We support various instance types, such as T3, C5d, R5d, and G4dn in Local Zones. Some Local Zones, such as the LA Local Zones, offer more instance types incl. C5, M5, R5, and I3en. You can use the Instance Types section of the EC2 Console or DescribeInstanceTypeOfferings API to discover and compare available instance types in AWS Local Zones.
AWS Services and Networking
Q: Which AWS services are available for use in the AWS Local Zones?
Various AWS services such as Amazon Elastic Compute Cloud (EC2), Amazon Virtual Private Cloud (VPC), Amazon Elastic Block Store (EBS), Amazon FSx, Amazon Elastic Load Balancing, Amazon EMR, Amazon ElastiCache and Amazon Relational Database Service (RDS) are available locally in the AWS Local Zones. You can also use services that orchestrate or work with local services such as Amazon EC2 Auto Scaling, Amazon EKS clusters, Amazon ECS clusters, Amazon EC2 Systems Manager, Amazon CloudWatch, AWS CloudTrail, and AWS CloudFormation. AWS Local Zones also provide a high-bandwidth, secure connection to the AWS Region, allowing you to seamlessly connect to the full range of services in the AWS Region through the same APIs and tool sets. To get the complete list of services supported in the Local Zone that you are considering, visit our features page.
Q: How does Amazon VPC work in AWS Local Zones?
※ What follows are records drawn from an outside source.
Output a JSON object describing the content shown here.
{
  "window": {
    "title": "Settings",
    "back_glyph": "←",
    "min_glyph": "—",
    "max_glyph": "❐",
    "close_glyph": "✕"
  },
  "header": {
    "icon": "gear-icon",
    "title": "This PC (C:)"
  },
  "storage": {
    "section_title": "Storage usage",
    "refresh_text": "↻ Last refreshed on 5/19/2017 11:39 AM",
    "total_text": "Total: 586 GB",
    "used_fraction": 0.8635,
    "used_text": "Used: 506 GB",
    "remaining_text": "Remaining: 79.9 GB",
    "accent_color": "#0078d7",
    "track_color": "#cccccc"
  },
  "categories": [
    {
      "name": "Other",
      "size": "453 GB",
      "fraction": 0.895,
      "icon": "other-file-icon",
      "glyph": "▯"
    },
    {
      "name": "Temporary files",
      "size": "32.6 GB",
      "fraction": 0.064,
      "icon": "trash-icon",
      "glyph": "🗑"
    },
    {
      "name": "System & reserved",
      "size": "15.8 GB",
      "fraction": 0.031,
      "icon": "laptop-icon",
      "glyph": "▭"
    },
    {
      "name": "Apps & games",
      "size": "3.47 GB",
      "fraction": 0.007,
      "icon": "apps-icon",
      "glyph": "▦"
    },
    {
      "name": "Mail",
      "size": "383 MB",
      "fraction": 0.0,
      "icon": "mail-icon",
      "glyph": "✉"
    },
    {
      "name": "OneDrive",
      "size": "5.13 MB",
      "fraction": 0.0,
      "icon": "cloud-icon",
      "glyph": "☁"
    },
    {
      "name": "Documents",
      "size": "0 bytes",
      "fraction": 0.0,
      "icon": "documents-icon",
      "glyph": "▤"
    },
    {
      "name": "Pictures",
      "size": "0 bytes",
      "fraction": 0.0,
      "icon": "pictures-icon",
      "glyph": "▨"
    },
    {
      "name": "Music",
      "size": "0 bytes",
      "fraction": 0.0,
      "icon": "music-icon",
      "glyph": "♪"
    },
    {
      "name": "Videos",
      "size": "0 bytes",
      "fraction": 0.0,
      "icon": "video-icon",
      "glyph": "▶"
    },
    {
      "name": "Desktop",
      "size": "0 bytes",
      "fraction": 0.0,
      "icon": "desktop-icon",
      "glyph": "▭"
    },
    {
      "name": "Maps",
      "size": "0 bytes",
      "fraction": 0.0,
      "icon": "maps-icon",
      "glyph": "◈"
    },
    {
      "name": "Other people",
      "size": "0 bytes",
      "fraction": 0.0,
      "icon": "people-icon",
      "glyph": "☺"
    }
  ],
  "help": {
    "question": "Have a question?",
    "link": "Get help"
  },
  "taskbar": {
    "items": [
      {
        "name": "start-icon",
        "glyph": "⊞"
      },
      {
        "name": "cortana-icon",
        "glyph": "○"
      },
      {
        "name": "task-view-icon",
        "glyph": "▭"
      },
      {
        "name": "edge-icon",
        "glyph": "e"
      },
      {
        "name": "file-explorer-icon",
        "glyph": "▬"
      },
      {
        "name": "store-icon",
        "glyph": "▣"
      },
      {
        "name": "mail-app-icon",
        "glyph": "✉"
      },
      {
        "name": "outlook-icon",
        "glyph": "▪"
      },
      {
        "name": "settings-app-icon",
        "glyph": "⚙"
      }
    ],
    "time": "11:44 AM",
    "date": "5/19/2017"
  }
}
You can extend any VPC from the parent region into AWS Local Zones by creating a new subnet and assigning it to the AWS Local Zone. When you create a subnet in AWS Local Zone, your VPC is extended to that Local Zone and your VPC will treat the subnet as any subnet in any other AZ, and relevant gateways, route tables, etc. will be automatically adjusted.
Q: What EBS volume types are available in AWS Local Zones?
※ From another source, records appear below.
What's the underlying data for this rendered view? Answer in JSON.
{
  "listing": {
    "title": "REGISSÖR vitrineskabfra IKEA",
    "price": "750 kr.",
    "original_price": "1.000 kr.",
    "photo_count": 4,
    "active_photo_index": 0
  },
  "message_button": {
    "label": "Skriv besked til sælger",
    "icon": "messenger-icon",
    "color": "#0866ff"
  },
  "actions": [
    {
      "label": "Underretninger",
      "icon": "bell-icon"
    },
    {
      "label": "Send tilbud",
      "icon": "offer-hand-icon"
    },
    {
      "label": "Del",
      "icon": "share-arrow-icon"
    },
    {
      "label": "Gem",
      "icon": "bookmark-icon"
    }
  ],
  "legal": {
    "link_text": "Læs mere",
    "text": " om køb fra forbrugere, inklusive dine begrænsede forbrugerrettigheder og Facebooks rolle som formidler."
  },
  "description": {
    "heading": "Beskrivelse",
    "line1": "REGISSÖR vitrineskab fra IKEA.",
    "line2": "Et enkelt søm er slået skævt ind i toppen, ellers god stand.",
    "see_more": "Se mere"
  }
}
Local Zones in Los Angeles provide gp2, gp3, io1, st1, and sc1 EBS volumes. All other Local Zones provide gp2 volume.
Q: What’s the default encryption behavior of EBS volumes in Local Zones?
Except for Local Zones in Los Angeles, in all other Local Zones in the US, EBS volumes are encrypted by default using Amazon EBS Encryption for data at rest and data in transition between the Local Zone and its parent Region. By default, Amazon EBS encryption uses AWS Key Management Service (AWS KMS) and AWS managed keys. However, customers can specify Customer Managed Keys as the default encryption key. In the Los Angeles Local Zones, by default, the EBS volumes are not encrypted unless Encryption by default is enabled for the account.
Q: Are snapshots of EBS volumes stored locally in Local Zones?
All snapshots for EBS volumes resident in a Local Zone are stored in the Local Zone’s parent Region.
Pricing and Billing
Q: What pricing models are supported in Local Zones for Amazon EC2?
Q: How can I see pricing information for AWS Local Zones?
For pricing information, please visit the pricing section on the respective services. You can filter pricing information by choosing the Local Zone location in the dropdown.
Q: How do I see my cost and usage for AWS Local Zone?
You can view your monthly charges for AWS Local Zone from the Billing and Cost Management Console. Additionally, there are two ways to gain more insights into the costs and usage associated with AWS Local Zone through the data in the Cost & Usage Report and reports in Cost Explorer.